(What you have to do)
Scan the material below for lines with the word "this" and report how many there are, with nothing added.

(Working data)
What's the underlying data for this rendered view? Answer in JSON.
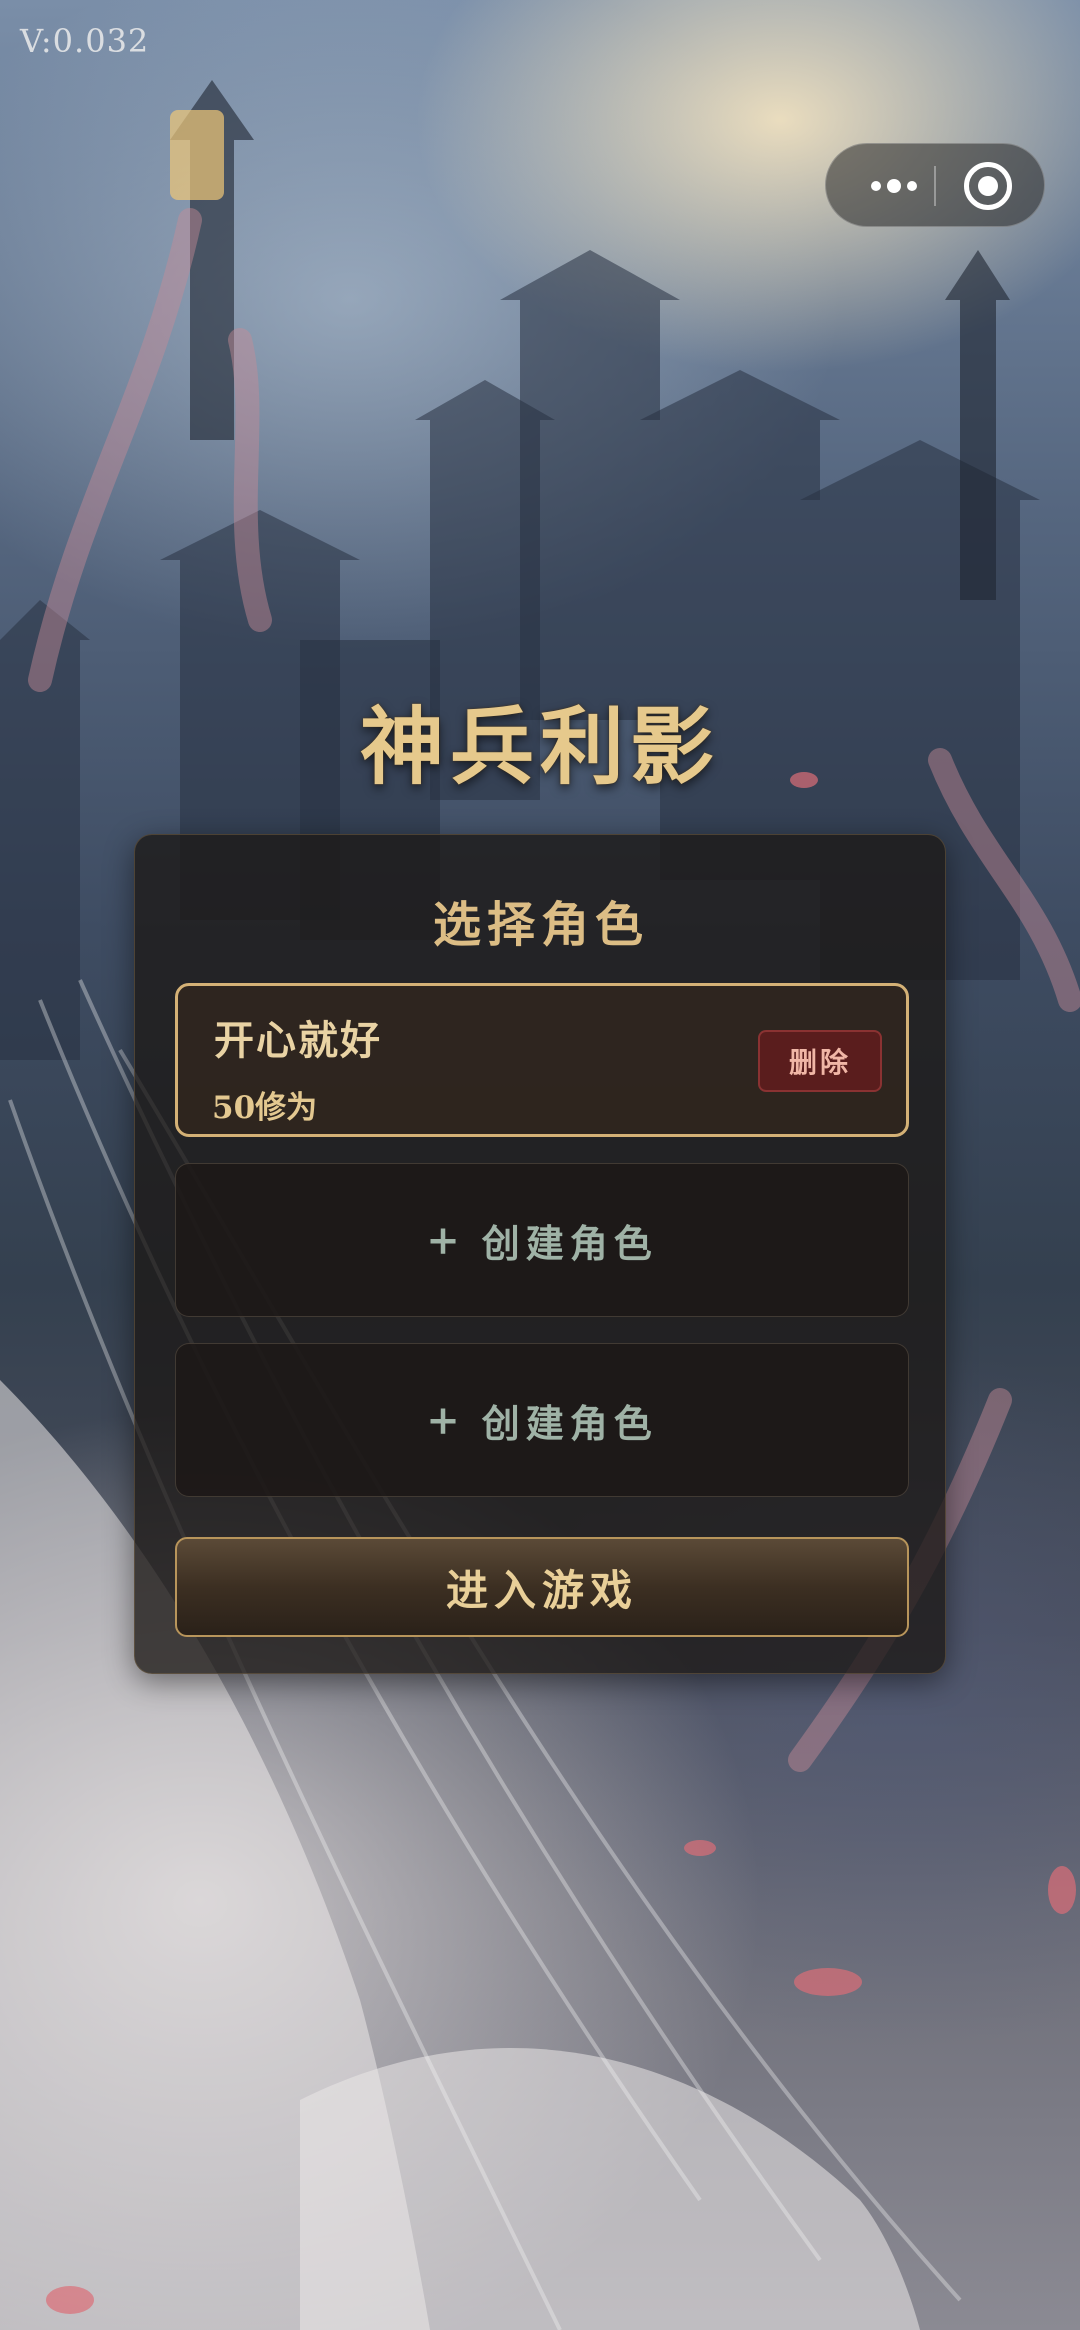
{
  "version": "V:0.032",
  "capsule": {
    "more_icon": "more-dots-icon",
    "close_icon": "target-circle-icon"
  },
  "game_title": "神兵利影",
  "panel": {
    "title": "选择角色",
    "characters": [
      {
        "name": "开心就好",
        "level": "50修为",
        "delete_label": "删除"
      }
    ],
    "empty_slots": [
      {
        "plus": "+",
        "label": "创建角色"
      },
      {
        "plus": "+",
        "label": "创建角色"
      }
    ],
    "enter_label": "进入游戏"
  },
  "colors": {
    "title_gold": "#e6c98c",
    "selected_border": "#d4b176",
    "delete_bg": "#5a1d1d",
    "create_text": "#9fb2a6"
  }
}
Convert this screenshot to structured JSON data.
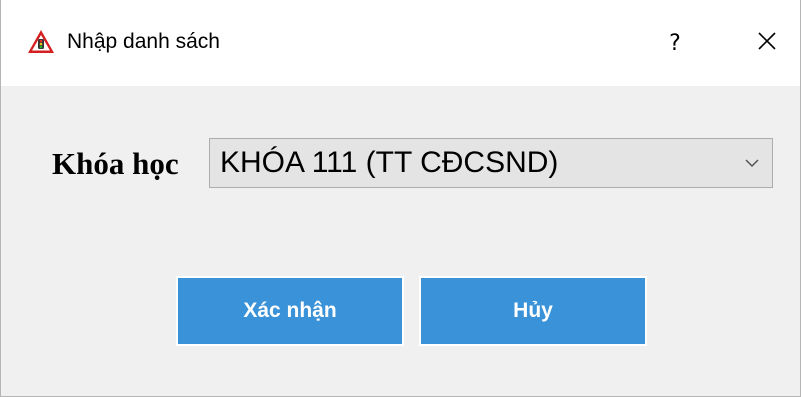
{
  "window": {
    "title": "Nhập danh sách",
    "icon": "warning-triangle-icon",
    "help_label": "?",
    "close_icon": "close-icon"
  },
  "form": {
    "course_label": "Khóa học",
    "course_value": "KHÓA 111 (TT CĐCSND)"
  },
  "buttons": {
    "confirm_label": "Xác nhận",
    "cancel_label": "Hủy"
  },
  "colors": {
    "button_bg": "#3a92d8",
    "dialog_bg": "#f0f0f0",
    "combo_bg": "#e4e4e4",
    "icon_red": "#d42020"
  }
}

(Your response)
2